— Study material —
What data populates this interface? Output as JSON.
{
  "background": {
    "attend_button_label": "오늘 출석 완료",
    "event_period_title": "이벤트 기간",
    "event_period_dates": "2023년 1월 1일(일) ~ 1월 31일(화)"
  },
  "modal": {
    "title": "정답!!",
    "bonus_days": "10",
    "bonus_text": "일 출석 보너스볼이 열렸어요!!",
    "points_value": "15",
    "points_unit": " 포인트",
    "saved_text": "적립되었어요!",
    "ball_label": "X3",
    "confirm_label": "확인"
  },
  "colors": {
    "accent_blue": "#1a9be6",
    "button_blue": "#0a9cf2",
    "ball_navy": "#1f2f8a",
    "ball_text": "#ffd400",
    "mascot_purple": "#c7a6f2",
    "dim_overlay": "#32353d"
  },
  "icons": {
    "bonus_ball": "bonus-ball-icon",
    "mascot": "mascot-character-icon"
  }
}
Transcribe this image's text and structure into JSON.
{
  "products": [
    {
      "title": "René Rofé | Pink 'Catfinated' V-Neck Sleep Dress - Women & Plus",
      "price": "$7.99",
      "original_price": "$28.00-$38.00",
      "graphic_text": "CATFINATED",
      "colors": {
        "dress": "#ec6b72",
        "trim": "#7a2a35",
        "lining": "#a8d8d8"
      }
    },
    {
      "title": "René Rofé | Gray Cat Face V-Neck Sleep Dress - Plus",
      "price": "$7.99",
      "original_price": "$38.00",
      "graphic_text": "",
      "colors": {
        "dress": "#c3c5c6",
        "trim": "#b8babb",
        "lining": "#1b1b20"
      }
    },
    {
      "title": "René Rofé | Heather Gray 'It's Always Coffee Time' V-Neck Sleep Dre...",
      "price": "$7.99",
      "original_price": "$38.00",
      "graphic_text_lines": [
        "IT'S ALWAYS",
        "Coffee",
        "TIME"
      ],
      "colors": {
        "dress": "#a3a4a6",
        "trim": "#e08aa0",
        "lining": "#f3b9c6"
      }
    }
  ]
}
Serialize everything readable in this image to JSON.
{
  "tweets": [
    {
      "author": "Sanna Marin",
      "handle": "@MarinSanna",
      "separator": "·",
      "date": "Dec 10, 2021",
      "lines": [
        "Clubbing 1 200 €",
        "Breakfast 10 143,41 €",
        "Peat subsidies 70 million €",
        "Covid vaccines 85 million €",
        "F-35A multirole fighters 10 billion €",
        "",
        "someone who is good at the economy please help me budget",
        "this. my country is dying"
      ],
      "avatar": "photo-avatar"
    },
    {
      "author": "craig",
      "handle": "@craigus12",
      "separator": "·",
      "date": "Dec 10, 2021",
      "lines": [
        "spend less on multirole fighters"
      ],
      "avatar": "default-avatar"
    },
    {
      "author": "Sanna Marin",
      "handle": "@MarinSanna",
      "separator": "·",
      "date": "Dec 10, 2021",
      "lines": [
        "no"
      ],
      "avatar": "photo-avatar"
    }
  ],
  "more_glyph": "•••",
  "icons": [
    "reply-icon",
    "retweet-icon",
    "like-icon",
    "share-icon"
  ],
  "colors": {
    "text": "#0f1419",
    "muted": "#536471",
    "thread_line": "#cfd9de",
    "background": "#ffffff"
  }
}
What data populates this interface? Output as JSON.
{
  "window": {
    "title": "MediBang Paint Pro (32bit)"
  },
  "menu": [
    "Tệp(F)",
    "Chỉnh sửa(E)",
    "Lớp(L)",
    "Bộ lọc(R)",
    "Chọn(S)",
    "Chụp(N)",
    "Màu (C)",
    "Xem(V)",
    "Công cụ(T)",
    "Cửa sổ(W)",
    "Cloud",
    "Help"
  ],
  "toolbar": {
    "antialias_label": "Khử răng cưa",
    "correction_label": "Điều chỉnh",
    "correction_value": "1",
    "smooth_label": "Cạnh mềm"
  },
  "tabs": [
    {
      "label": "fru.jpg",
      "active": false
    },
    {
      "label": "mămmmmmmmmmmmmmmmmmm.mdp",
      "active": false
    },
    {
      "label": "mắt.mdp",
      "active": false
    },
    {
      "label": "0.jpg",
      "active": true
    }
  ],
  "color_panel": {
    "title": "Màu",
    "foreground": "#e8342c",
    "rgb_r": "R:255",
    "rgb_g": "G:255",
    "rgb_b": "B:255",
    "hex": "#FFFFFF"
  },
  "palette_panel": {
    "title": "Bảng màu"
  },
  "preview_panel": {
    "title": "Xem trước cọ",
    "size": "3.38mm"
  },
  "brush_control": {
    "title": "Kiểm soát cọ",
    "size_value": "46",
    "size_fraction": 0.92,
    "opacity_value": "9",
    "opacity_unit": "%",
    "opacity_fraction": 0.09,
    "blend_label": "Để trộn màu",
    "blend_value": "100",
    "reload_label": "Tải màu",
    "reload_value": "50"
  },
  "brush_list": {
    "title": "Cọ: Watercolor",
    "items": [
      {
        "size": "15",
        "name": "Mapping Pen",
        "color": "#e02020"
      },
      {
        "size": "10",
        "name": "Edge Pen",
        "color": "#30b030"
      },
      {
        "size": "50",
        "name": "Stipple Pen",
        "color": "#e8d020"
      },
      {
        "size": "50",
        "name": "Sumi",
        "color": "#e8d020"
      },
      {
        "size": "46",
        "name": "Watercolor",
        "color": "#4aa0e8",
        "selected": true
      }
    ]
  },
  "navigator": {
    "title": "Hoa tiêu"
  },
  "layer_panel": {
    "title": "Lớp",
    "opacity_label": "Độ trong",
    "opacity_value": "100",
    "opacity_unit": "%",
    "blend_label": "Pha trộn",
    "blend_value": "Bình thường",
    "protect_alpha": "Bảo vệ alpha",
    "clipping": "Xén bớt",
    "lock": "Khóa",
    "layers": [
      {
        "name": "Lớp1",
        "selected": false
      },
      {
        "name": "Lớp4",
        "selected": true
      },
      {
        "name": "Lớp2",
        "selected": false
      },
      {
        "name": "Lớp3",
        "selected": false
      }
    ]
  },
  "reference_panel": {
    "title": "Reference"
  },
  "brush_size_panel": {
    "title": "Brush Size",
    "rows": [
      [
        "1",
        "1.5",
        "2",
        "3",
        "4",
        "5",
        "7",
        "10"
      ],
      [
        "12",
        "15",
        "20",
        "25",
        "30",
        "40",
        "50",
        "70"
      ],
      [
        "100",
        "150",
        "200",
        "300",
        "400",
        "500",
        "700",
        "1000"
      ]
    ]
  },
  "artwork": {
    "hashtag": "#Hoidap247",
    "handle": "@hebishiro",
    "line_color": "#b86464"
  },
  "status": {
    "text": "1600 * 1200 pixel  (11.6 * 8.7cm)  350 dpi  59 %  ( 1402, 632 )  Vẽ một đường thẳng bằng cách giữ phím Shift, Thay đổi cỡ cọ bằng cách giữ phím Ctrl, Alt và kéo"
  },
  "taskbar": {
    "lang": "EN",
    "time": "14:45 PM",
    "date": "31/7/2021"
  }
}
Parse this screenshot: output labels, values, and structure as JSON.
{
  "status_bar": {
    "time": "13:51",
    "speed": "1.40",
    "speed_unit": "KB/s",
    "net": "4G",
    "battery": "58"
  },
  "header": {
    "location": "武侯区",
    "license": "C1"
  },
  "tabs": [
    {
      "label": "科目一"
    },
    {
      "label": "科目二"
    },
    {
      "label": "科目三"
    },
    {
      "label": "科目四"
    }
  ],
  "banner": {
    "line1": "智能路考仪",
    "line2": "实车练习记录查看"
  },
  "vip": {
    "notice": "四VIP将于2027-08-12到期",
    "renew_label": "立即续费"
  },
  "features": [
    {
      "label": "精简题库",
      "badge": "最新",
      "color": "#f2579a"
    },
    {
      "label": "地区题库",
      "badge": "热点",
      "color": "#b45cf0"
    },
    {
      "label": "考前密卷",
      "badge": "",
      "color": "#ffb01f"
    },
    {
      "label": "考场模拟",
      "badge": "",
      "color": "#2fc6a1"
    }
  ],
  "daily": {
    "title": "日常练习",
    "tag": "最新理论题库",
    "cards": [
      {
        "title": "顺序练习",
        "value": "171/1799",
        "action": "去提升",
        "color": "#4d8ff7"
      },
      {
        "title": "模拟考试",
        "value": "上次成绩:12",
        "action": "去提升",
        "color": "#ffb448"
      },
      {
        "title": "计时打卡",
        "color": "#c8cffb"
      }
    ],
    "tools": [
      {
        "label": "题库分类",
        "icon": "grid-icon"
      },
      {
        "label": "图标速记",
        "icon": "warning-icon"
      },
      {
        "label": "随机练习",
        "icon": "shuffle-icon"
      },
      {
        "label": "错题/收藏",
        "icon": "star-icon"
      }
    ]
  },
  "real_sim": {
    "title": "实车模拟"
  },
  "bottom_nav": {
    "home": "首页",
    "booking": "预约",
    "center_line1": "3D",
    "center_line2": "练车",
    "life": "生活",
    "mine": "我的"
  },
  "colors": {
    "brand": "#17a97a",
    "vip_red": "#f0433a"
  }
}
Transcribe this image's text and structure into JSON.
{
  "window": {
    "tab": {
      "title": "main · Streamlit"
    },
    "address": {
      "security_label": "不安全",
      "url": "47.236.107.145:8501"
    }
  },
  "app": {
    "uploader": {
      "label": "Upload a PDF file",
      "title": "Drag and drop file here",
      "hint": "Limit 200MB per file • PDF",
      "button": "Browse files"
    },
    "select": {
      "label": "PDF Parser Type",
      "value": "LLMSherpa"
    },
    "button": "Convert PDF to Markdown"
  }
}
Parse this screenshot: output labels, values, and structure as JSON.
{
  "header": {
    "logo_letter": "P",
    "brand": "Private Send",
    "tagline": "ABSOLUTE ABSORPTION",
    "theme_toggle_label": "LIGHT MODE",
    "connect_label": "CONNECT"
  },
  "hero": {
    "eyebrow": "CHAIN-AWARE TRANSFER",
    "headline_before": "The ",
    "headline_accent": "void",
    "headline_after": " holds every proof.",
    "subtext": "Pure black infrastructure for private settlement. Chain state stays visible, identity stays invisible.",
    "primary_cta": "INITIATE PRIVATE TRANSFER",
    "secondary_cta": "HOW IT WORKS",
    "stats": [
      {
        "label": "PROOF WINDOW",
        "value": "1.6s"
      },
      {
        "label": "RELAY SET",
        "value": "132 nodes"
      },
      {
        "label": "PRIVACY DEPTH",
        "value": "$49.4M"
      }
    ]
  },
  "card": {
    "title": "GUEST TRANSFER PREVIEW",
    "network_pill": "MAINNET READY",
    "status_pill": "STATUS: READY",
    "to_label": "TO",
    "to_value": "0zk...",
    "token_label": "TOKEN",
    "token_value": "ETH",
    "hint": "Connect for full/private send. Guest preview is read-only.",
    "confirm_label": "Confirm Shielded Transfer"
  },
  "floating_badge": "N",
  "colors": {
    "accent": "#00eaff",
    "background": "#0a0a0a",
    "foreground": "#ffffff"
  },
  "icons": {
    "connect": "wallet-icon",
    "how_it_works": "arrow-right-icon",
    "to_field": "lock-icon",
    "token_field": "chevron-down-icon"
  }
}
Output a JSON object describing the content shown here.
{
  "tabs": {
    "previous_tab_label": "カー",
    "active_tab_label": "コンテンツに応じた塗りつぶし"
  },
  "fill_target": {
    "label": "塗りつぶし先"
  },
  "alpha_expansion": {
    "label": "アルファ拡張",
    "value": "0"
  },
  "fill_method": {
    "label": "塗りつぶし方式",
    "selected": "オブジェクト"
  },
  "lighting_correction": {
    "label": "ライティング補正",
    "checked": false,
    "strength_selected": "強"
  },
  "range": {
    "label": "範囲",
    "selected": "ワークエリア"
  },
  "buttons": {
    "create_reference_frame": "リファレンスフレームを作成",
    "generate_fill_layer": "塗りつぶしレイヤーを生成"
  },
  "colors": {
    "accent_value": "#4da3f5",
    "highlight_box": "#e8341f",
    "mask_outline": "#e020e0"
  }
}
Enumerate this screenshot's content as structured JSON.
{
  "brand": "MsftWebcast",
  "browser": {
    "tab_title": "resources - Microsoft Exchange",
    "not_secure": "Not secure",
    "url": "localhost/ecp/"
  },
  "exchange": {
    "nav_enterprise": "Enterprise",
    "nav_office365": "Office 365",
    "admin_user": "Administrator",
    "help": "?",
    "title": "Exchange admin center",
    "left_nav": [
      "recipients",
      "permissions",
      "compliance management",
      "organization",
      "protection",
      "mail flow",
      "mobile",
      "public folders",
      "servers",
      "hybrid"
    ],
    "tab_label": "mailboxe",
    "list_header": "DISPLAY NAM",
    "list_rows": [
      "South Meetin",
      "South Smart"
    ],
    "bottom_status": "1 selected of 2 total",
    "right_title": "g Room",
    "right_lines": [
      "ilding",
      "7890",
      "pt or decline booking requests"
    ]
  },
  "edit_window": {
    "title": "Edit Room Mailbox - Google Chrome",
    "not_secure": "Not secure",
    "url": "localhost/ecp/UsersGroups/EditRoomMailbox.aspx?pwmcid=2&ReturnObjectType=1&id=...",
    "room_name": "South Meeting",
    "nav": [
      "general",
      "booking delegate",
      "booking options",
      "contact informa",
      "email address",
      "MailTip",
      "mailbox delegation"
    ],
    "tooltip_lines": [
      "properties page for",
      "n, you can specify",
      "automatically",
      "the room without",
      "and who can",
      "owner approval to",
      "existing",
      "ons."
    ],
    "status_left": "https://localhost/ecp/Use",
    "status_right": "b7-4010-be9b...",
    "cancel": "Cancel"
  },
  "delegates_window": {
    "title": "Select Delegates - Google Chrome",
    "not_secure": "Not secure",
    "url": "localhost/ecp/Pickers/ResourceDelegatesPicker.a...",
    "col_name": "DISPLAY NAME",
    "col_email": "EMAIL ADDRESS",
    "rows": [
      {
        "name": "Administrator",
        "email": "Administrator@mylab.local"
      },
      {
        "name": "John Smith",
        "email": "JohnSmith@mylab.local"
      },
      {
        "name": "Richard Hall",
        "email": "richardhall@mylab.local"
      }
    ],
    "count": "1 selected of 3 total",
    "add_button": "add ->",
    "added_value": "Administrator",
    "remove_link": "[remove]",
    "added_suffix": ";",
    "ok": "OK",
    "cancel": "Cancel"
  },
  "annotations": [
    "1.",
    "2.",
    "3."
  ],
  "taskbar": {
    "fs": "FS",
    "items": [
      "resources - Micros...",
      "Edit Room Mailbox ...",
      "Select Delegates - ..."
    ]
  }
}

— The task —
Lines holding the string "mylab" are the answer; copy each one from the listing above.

— Task response —
        "email": "Administrator@mylab.local"
        "email": "JohnSmith@mylab.local"
        "email": "richardhall@mylab.local"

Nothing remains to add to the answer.